Your task.
Copy every line from the material below that holds "true".

=== Section Start ===

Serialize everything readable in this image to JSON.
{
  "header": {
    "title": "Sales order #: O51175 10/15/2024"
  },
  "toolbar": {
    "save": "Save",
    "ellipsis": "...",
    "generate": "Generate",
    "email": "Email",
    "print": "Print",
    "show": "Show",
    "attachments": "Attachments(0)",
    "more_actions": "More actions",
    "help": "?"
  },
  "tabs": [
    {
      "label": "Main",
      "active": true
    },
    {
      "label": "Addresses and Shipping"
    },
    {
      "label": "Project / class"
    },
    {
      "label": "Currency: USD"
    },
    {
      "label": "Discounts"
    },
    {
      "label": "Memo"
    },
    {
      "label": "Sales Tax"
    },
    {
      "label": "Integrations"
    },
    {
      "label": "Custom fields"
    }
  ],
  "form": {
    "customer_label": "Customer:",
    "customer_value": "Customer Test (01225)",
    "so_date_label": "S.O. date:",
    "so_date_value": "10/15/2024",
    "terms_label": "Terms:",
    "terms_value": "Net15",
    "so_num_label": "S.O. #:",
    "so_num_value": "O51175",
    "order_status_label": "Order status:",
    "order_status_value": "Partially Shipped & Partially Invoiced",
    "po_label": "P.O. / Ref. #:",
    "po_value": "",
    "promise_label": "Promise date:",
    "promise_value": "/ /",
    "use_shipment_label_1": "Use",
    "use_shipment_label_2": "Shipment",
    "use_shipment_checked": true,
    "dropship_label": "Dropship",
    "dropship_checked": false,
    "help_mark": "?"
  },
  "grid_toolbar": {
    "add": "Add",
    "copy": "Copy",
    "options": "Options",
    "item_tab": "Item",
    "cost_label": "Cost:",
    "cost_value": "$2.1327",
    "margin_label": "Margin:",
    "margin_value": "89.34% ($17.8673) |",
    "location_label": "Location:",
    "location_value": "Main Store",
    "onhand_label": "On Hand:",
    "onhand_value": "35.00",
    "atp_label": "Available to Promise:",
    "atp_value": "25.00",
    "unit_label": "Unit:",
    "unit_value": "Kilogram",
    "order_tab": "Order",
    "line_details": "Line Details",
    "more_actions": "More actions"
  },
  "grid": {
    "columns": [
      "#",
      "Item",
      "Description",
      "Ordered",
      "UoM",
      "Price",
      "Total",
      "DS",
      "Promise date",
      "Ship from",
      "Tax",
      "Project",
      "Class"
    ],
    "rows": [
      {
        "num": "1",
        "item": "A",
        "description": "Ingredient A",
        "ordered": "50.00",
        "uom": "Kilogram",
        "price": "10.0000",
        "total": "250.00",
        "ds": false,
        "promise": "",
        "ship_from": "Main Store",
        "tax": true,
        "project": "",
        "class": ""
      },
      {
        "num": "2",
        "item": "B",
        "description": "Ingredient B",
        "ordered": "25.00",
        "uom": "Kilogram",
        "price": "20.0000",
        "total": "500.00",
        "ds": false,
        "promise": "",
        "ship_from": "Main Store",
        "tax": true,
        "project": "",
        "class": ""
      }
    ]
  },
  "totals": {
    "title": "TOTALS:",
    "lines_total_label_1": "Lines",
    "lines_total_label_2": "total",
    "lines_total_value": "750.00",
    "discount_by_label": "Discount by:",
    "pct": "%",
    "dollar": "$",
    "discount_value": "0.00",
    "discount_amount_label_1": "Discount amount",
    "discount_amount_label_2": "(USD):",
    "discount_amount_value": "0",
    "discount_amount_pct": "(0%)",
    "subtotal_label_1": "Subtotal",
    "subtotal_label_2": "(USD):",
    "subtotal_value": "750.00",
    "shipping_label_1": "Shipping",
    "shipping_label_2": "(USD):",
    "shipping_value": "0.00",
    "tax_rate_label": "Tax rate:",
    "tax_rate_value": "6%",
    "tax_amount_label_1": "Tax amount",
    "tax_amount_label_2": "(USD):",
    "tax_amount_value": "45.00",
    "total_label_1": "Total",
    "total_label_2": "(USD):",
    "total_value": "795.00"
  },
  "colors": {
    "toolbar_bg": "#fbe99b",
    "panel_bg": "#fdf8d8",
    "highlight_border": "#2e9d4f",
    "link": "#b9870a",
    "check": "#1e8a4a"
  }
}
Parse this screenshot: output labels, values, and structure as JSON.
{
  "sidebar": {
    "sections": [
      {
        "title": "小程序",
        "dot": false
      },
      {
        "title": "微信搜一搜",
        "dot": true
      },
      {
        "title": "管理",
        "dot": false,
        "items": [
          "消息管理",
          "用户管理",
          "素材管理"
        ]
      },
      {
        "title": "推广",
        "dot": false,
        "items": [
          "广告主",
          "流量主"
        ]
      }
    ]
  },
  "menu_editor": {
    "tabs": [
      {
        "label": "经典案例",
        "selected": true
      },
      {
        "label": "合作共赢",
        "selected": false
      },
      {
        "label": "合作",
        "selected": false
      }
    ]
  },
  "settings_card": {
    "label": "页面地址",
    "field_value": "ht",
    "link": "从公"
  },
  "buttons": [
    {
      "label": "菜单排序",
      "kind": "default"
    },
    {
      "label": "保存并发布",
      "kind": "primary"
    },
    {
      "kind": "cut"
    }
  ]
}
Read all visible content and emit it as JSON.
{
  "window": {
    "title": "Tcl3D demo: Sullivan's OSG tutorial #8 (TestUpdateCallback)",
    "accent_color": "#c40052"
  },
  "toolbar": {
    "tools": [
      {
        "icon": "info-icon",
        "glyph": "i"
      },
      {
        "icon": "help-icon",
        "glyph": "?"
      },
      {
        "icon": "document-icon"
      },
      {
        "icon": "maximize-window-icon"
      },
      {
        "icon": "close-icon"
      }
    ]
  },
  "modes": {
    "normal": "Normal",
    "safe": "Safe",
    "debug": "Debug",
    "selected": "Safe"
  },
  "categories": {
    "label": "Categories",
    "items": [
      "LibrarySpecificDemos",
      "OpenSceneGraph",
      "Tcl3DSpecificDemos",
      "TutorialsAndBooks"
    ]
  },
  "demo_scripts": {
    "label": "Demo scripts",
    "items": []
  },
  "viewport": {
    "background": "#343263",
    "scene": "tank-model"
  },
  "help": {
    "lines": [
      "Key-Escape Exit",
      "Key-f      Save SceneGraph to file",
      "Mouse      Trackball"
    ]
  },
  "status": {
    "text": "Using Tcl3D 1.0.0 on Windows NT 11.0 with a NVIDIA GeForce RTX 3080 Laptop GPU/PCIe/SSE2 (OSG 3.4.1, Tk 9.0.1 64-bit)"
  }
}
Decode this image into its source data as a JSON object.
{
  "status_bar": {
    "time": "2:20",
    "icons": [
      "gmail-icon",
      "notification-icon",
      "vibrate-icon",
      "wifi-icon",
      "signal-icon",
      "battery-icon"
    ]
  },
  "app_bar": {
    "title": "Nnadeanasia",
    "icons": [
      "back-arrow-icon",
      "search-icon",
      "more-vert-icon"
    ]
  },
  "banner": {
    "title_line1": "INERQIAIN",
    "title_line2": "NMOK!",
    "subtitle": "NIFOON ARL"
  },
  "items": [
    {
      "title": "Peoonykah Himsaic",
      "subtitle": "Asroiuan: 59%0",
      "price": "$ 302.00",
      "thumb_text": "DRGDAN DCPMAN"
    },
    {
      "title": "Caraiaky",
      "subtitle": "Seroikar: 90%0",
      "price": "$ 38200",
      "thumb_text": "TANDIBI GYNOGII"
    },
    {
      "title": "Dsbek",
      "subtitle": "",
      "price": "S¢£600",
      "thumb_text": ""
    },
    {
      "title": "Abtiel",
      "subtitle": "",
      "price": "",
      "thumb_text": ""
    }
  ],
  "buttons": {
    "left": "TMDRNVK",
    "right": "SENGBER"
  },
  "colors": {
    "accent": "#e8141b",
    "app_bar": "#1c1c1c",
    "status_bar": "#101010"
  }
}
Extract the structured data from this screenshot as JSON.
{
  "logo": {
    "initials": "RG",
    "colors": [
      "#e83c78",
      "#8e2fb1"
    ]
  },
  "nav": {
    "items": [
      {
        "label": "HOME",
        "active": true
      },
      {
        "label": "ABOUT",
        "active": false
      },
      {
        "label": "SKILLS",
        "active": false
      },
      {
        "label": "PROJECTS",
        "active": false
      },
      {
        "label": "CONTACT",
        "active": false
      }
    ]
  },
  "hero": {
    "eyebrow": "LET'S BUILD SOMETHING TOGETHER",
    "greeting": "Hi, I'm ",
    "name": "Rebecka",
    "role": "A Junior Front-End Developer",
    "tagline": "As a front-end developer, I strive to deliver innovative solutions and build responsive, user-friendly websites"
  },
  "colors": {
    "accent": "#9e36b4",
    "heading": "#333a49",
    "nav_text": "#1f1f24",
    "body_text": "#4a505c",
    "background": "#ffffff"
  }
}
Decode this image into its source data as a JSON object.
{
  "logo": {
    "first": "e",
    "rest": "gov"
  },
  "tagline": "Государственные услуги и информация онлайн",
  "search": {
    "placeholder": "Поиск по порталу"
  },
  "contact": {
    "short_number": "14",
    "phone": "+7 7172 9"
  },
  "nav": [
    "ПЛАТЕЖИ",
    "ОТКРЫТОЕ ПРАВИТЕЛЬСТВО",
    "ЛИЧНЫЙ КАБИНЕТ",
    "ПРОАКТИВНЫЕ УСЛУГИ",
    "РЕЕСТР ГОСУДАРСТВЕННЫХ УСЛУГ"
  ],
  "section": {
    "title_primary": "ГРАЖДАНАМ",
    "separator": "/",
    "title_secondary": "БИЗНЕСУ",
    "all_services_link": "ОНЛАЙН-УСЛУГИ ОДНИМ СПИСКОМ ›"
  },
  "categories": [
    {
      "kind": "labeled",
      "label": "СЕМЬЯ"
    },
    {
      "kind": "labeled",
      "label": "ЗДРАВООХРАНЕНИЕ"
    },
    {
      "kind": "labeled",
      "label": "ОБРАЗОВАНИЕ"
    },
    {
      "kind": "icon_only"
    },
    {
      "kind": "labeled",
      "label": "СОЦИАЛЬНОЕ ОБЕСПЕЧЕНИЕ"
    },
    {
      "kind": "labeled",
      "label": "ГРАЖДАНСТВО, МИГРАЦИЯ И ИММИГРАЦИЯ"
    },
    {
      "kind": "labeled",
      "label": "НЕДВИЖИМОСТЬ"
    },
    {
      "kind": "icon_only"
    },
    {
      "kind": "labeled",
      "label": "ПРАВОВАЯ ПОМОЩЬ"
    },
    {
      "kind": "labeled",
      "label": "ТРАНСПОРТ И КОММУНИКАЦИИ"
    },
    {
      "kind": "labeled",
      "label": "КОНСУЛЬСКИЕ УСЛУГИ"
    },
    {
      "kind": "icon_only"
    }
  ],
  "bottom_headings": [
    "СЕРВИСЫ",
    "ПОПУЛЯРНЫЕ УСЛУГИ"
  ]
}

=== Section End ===

Your solution.
      "active": true
    "use_shipment_checked": true,
        "tax": true,
        "tax": true,
        "dot": true
        "selected": true
        "active": true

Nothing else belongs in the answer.